Task details ▸ The output should be all entries, each matching the original exactly.

Data provided section start

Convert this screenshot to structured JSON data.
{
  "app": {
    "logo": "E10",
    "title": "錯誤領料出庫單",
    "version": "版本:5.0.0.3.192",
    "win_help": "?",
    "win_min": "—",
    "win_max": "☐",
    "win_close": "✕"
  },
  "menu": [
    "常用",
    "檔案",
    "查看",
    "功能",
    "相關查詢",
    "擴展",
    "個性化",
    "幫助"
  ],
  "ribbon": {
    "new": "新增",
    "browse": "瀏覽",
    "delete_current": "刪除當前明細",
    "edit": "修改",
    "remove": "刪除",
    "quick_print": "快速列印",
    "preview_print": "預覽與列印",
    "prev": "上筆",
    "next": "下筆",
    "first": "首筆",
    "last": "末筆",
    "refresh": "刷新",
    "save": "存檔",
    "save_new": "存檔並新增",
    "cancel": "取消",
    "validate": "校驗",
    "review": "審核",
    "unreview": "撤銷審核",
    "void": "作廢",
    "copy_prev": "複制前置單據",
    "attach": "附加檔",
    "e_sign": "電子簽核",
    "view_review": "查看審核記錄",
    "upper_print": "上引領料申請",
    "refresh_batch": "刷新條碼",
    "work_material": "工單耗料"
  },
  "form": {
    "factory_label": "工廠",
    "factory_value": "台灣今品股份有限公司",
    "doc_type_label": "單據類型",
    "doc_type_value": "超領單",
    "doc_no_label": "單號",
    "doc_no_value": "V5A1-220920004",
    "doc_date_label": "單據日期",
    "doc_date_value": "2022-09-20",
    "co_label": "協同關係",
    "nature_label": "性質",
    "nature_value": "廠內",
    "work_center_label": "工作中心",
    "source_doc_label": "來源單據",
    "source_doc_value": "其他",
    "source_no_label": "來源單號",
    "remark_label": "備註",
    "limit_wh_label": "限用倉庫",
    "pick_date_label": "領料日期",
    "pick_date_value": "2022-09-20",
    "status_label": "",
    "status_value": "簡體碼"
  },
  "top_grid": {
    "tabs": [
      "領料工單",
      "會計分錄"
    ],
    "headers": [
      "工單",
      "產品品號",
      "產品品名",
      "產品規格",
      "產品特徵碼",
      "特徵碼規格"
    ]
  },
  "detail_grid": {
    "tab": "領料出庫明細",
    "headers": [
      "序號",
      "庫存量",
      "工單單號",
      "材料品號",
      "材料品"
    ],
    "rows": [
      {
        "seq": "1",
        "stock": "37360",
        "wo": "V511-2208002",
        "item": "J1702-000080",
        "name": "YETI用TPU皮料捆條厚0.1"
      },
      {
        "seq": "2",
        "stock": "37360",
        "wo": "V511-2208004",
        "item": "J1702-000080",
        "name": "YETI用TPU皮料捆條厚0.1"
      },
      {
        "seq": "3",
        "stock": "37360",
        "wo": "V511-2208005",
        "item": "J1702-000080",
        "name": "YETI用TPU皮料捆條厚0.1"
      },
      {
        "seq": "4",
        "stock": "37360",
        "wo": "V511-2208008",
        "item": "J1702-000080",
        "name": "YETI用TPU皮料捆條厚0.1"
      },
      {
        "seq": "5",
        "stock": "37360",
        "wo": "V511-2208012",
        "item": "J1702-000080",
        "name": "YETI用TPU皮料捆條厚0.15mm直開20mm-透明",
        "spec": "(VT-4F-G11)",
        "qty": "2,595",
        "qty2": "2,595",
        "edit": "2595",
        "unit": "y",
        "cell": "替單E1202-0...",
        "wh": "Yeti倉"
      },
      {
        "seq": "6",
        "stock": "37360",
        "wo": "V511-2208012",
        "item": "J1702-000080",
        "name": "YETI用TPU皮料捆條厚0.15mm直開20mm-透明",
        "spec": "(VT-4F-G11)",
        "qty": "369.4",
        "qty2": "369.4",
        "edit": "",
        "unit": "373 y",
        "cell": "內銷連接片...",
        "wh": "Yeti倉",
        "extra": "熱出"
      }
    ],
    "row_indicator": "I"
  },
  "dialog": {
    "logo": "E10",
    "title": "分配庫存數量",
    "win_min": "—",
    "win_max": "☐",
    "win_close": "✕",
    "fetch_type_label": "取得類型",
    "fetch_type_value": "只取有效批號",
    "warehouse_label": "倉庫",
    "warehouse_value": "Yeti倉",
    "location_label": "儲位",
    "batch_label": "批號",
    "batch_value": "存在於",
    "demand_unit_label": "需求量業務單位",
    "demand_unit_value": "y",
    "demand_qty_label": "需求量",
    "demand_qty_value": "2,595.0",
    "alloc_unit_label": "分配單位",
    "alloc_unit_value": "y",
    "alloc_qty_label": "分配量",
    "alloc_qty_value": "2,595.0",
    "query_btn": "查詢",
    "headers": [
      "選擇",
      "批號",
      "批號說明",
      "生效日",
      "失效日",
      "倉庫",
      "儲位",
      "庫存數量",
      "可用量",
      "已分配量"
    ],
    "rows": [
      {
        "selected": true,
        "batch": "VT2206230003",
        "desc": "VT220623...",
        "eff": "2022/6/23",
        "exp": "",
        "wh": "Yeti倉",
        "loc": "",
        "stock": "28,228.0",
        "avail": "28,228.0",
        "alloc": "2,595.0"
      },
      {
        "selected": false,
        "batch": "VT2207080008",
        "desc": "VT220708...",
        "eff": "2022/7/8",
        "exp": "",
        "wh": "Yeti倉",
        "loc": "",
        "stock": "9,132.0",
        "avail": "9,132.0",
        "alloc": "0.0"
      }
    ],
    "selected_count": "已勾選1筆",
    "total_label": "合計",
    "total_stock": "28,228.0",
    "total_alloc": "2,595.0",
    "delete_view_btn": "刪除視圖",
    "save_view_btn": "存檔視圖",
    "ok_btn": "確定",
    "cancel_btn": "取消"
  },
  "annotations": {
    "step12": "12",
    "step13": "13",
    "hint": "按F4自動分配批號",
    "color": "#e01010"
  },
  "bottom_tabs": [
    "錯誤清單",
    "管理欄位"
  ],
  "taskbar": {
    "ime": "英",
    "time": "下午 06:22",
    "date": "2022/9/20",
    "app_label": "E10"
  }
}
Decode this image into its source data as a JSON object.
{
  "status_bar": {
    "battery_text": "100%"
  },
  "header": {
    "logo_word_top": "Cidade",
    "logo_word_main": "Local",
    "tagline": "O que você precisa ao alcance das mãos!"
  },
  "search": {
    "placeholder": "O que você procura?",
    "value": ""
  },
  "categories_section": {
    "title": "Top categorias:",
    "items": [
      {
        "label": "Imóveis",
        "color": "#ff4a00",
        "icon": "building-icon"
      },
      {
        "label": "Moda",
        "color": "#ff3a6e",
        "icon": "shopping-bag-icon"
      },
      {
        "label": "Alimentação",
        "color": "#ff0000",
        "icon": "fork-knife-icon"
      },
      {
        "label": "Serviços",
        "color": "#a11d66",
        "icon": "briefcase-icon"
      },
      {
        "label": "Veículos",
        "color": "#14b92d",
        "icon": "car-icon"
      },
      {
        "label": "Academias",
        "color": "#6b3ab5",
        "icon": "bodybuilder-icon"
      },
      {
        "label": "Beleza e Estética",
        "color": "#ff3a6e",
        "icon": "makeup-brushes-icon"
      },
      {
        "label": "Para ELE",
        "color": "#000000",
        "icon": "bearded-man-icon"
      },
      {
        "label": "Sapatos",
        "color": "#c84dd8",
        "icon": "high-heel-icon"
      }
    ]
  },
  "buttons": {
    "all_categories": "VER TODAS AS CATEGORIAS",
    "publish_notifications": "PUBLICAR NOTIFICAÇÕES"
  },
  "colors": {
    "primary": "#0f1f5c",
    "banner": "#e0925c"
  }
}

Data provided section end

Answer to this exercise ▸
Convert this screenshot to structured JSON data.
{
  "app": {
    "logo": "E10",
    "title": "錯誤領料出庫單",
    "version": "版本:5.0.0.3.192",
    "win_help": "?",
    "win_min": "—",
    "win_max": "☐",
    "win_close": "✕"
  },
  "menu": [
    "常用",
    "檔案",
    "查看",
    "功能",
    "相關查詢",
    "擴展",
    "個性化",
    "幫助"
  ],
  "ribbon": {
    "new": "新增",
    "browse": "瀏覽",
    "delete_current": "刪除當前明細",
    "edit": "修改",
    "remove": "刪除",
    "quick_print": "快速列印",
    "preview_print": "預覽與列印",
    "prev": "上筆",
    "next": "下筆",
    "first": "首筆",
    "last": "末筆",
    "refresh": "刷新",
    "save": "存檔",
    "save_new": "存檔並新增",
    "cancel": "取消",
    "validate": "校驗",
    "review": "審核",
    "unreview": "撤銷審核",
    "void": "作廢",
    "copy_prev": "複制前置單據",
    "attach": "附加檔",
    "e_sign": "電子簽核",
    "view_review": "查看審核記錄",
    "upper_print": "上引領料申請",
    "refresh_batch": "刷新條碼",
    "work_material": "工單耗料"
  },
  "form": {
    "factory_label": "工廠",
    "factory_value": "台灣今品股份有限公司",
    "doc_type_label": "單據類型",
    "doc_type_value": "超領單",
    "doc_no_label": "單號",
    "doc_no_value": "V5A1-220920004",
    "doc_date_label": "單據日期",
    "doc_date_value": "2022-09-20",
    "co_label": "協同關係",
    "nature_label": "性質",
    "nature_value": "廠內",
    "work_center_label": "工作中心",
    "source_doc_label": "來源單據",
    "source_doc_value": "其他",
    "source_no_label": "來源單號",
    "remark_label": "備註",
    "limit_wh_label": "限用倉庫",
    "pick_date_label": "領料日期",
    "pick_date_value": "2022-09-20",
    "status_label": "",
    "status_value": "簡體碼"
  },
  "top_grid": {
    "tabs": [
      "領料工單",
      "會計分錄"
    ],
    "headers": [
      "工單",
      "產品品號",
      "產品品名",
      "產品規格",
      "產品特徵碼",
      "特徵碼規格"
    ]
  },
  "detail_grid": {
    "tab": "領料出庫明細",
    "headers": [
      "序號",
      "庫存量",
      "工單單號",
      "材料品號",
      "材料品"
    ],
    "rows": [
      {
        "seq": "1",
        "stock": "37360",
        "wo": "V511-2208002",
        "item": "J1702-000080",
        "name": "YETI用TPU皮料捆條厚0.1"
      },
      {
        "seq": "2",
        "stock": "37360",
        "wo": "V511-2208004",
        "item": "J1702-000080",
        "name": "YETI用TPU皮料捆條厚0.1"
      },
      {
        "seq": "3",
        "stock": "37360",
        "wo": "V511-2208005",
        "item": "J1702-000080",
        "name": "YETI用TPU皮料捆條厚0.1"
      },
      {
        "seq": "4",
        "stock": "37360",
        "wo": "V511-2208008",
        "item": "J1702-000080",
        "name": "YETI用TPU皮料捆條厚0.1"
      },
      {
        "seq": "5",
        "stock": "37360",
        "wo": "V511-2208012",
        "item": "J1702-000080",
        "name": "YETI用TPU皮料捆條厚0.15mm直開20mm-透明",
        "spec": "(VT-4F-G11)",
        "qty": "2,595",
        "qty2": "2,595",
        "edit": "2595",
        "unit": "y",
        "cell": "替單E1202-0...",
        "wh": "Yeti倉"
      },
      {
        "seq": "6",
        "stock": "37360",
        "wo": "V511-2208012",
        "item": "J1702-000080",
        "name": "YETI用TPU皮料捆條厚0.15mm直開20mm-透明",
        "spec": "(VT-4F-G11)",
        "qty": "369.4",
        "qty2": "369.4",
        "edit": "",
        "unit": "373 y",
        "cell": "內銷連接片...",
        "wh": "Yeti倉",
        "extra": "熱出"
      }
    ],
    "row_indicator": "I"
  },
  "dialog": {
    "logo": "E10",
    "title": "分配庫存數量",
    "win_min": "—",
    "win_max": "☐",
    "win_close": "✕",
    "fetch_type_label": "取得類型",
    "fetch_type_value": "只取有效批號",
    "warehouse_label": "倉庫",
    "warehouse_value": "Yeti倉",
    "location_label": "儲位",
    "batch_label": "批號",
    "batch_value": "存在於",
    "demand_unit_label": "需求量業務單位",
    "demand_unit_value": "y",
    "demand_qty_label": "需求量",
    "demand_qty_value": "2,595.0",
    "alloc_unit_label": "分配單位",
    "alloc_unit_value": "y",
    "alloc_qty_label": "分配量",
    "alloc_qty_value": "2,595.0",
    "query_btn": "查詢",
    "headers": [
      "選擇",
      "批號",
      "批號說明",
      "生效日",
      "失效日",
      "倉庫",
      "儲位",
      "庫存數量",
      "可用量",
      "已分配量"
    ],
    "rows": [
      {
        "selected": true,
        "batch": "VT2206230003",
        "desc": "VT220623...",
        "eff": "2022/6/23",
        "exp": "",
        "wh": "Yeti倉",
        "loc": "",
        "stock": "28,228.0",
        "avail": "28,228.0",
        "alloc": "2,595.0"
      },
      {
        "selected": false,
        "batch": "VT2207080008",
        "desc": "VT220708...",
        "eff": "2022/7/8",
        "exp": "",
        "wh": "Yeti倉",
        "loc": "",
        "stock": "9,132.0",
        "avail": "9,132.0",
        "alloc": "0.0"
      }
    ],
    "selected_count": "已勾選1筆",
    "total_label": "合計",
    "total_stock": "28,228.0",
    "total_alloc": "2,595.0",
    "delete_view_btn": "刪除視圖",
    "save_view_btn": "存檔視圖",
    "ok_btn": "確定",
    "cancel_btn": "取消"
  },
  "annotations": {
    "step12": "12",
    "step13": "13",
    "hint": "按F4自動分配批號",
    "color": "#e01010"
  },
  "bottom_tabs": [
    "錯誤清單",
    "管理欄位"
  ],
  "taskbar": {
    "ime": "英",
    "time": "下午 06:22",
    "date": "2022/9/20",
    "app_label": "E10"
  }
}
Decode this image into its source data as a JSON object.
{
  "status_bar": {
    "battery_text": "100%"
  },
  "header": {
    "logo_word_top": "Cidade",
    "logo_word_main": "Local",
    "tagline": "O que você precisa ao alcance das mãos!"
  },
  "search": {
    "placeholder": "O que você procura?",
    "value": ""
  },
  "categories_section": {
    "title": "Top categorias:",
    "items": [
      {
        "label": "Imóveis",
        "color": "#ff4a00",
        "icon": "building-icon"
      },
      {
        "label": "Moda",
        "color": "#ff3a6e",
        "icon": "shopping-bag-icon"
      },
      {
        "label": "Alimentação",
        "color": "#ff0000",
        "icon": "fork-knife-icon"
      },
      {
        "label": "Serviços",
        "color": "#a11d66",
        "icon": "briefcase-icon"
      },
      {
        "label": "Veículos",
        "color": "#14b92d",
        "icon": "car-icon"
      },
      {
        "label": "Academias",
        "color": "#6b3ab5",
        "icon": "bodybuilder-icon"
      },
      {
        "label": "Beleza e Estética",
        "color": "#ff3a6e",
        "icon": "makeup-brushes-icon"
      },
      {
        "label": "Para ELE",
        "color": "#000000",
        "icon": "bearded-man-icon"
      },
      {
        "label": "Sapatos",
        "color": "#c84dd8",
        "icon": "high-heel-icon"
      }
    ]
  },
  "buttons": {
    "all_categories": "VER TODAS AS CATEGORIAS",
    "publish_notifications": "PUBLICAR NOTIFICAÇÕES"
  },
  "colors": {
    "primary": "#0f1f5c",
    "banner": "#e0925c"
  }
}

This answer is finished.